About Aisling Walsh
Over the last two decades, Walsh has cemented a reputation as one of Ireland’s pre-eminent filmmakers in both feature film and television formats. Her celebrated work as a writer and director includes some of the most recognised Irish films in recent years, including Elizabeth Is Missing (2019), Maudie (2016) and Song for a Raggy Boy (2003), as well as Daisy Chain (2007) and Joyriders (1988). Her long and illustrious history of working with the BBC has produced some lauded TV, including An Inspector Calls (2015), A Poet in New York (2014) Room at the Top (2013) Wallander (2012) Fingersmith (2005) Sinners (2002). Walsh has won three BAFTA television awards.
Walsh’s celebration of the isolated and marginalized have seen her move with effortless ease between both the film and television mediums, long before current trends. From graduating in Fine Art at the now Dún Laoghaire Institute of Art Design and Technology to becoming the first Irish graduate of the National Film School at Beaconsfield in the UK, Walsh has carved a rich and exciting career known for her political and thought-provoking social commentary, and is considered one of Ireland’s most celebrated filmmakers.
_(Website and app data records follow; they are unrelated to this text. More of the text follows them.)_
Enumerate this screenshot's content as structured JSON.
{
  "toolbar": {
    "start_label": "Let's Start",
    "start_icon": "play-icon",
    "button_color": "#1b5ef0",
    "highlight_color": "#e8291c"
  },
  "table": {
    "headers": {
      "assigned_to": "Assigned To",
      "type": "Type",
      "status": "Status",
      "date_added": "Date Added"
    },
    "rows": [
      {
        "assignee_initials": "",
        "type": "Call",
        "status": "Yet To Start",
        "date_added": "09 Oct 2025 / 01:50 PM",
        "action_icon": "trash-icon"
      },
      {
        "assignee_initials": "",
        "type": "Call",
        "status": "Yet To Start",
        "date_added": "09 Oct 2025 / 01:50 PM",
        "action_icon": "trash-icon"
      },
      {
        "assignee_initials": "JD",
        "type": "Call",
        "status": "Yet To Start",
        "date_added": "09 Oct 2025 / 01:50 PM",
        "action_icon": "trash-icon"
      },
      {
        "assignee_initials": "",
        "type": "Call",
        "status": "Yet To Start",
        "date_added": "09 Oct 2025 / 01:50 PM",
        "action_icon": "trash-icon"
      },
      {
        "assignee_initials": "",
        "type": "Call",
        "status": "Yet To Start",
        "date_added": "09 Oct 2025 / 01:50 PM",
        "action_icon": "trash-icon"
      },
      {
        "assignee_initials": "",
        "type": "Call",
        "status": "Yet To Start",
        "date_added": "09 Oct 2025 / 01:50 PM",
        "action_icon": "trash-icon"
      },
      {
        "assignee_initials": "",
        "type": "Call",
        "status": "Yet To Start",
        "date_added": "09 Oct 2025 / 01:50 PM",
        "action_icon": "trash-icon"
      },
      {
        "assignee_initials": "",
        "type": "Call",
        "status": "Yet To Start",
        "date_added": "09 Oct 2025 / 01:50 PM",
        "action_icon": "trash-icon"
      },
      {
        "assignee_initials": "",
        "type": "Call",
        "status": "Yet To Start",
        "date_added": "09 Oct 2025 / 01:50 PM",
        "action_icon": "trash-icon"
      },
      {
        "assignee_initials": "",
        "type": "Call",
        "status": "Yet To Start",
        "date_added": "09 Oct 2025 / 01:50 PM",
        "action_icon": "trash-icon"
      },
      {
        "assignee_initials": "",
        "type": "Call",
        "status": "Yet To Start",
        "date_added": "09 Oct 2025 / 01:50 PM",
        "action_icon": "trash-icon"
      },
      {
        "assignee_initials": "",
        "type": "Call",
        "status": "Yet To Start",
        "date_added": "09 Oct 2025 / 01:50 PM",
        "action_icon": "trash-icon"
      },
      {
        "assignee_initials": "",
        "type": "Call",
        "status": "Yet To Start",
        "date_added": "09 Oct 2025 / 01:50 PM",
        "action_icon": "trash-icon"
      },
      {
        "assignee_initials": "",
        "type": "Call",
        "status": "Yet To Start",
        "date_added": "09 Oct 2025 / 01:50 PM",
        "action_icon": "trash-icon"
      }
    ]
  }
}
Walsh’s career has seen her collaborate with some of the most distinguished and accomplished actors working today, including Aidan Quinn, Kenneth Branagh, Sally Hawkins, Miranda Richardson, Tom Hiddleston, Alfred Molina, Tom Hollander, Rhys Ifans, David Thewlis, Iain Glen and Helen McCrory. Cinematographers such as Martin Fuhrer, Guy Godfree, Lukas Strebel, and editors Alex Mackie and Stephen O’Connell.